Created by Japanese director Tsuyoshi Taniyama and starring actress Xing Lu, the playful spot highlights the benefits of sobriety, something LS:N Global examined in 2016 with our Party-totallers Tribe.
Young consumers are increasingly choosing to abstain from drinking, and this mindset is increasingly being adopted by consumers in Asia.
4. P&G announces plan to launch transparent labelling
US – Procter & Gamble has announced that it will list all ingredients present in its scented products in concentrations greater than 0.01% online by the end of 2019 in a bid to create greater transparency in its supply chain. The initiative will initially be rolled out across the brand’s fabric, home and beauty categories, and also highlight other everyday products that feature the ingredients, such as fruit and food.
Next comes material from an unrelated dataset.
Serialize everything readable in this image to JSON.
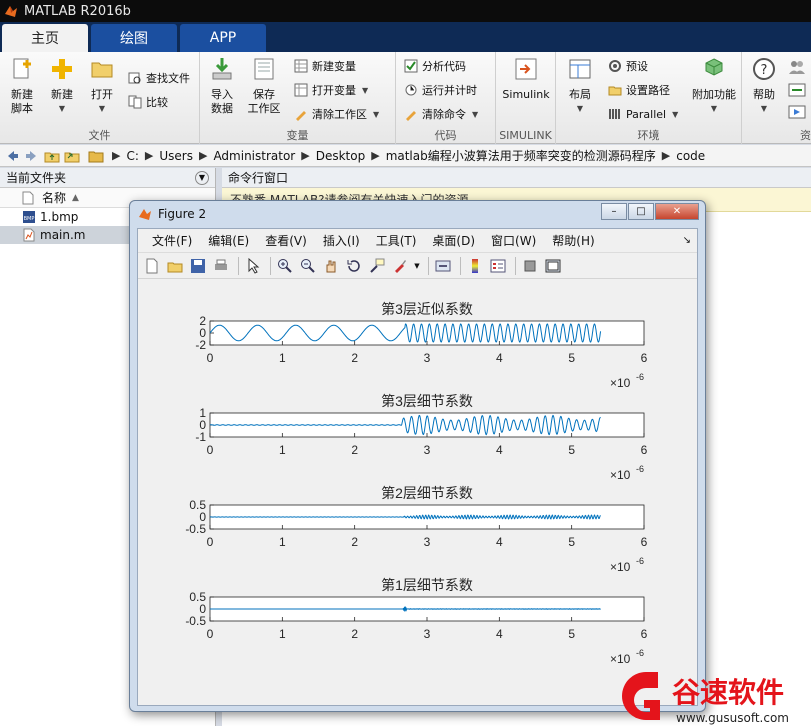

As LS:N Global explored in the Inside Ingredients section of our Sensitised Living Market, growing consumer concern around skin irritants is driving brands to list individual ingredients to enable consumers to learn about the chemical make-up of products and make more informed buying decisions.
In the age of radical transparency, information is key. As examined in our Honest Products microtrend, brands are developing informative platforms to communicate the properties of ingredients.
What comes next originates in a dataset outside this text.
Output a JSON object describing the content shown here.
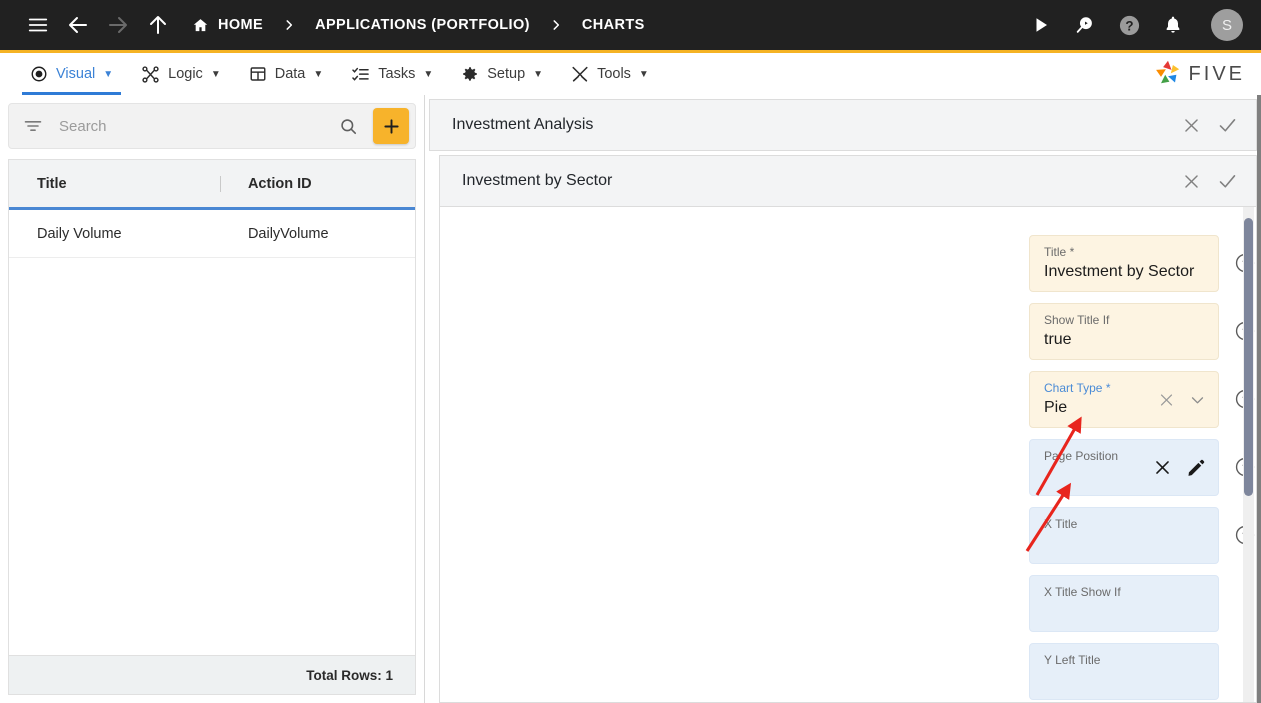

Old Spice by Procter & Gamble
5. Men’s skincare market growing in China
China – Driven by the rise of K-pop and the popularity of its well-groomed stars, Chinese men are increasingly looking for products that help them achieve a flawless complexion.
This is fuelling growth in the domestic men’s skincare and cosmetics market, where retail sales are expected to reach £224.7m ($291.1m, €244.3m) in 2019, according to Euromonitor International. For more on the future of the beauty market download our Beauty Futures Report 2017.
6. Thought-starter: Does femininity need a rebrand?
In our latest Design Direction, visual trends researcher Rachael Stott explores how creative practitioners are abandoning tired gendered design cues to radically redefine modern female identity.
According to a study by The Engine Group, 86% of women believe that brands’ depictions of women do not reflect their lives, highlighting a need for businesses to reconsider how they represent and engage with women.
As discussed at our recent Female Futures Forum, the ‘pinkification’ of feminism is not only detrimental to the progression of women’s rights – it also alienates men. Consumers increasingly favour neutral imagery that promotes diversity and modern notions of female identity.
A new wave of designers are embracing a bold aesthetic that expresses women and women’s issues in a confident and authentic manner. Sexualised poses, airbrushed images and unrealistic representations of the female form are falling out of favour as photographers increasingly look to capture the body as a graphic form, and emphasise authentic female characteristics through colour-blocking and evocative props and styling.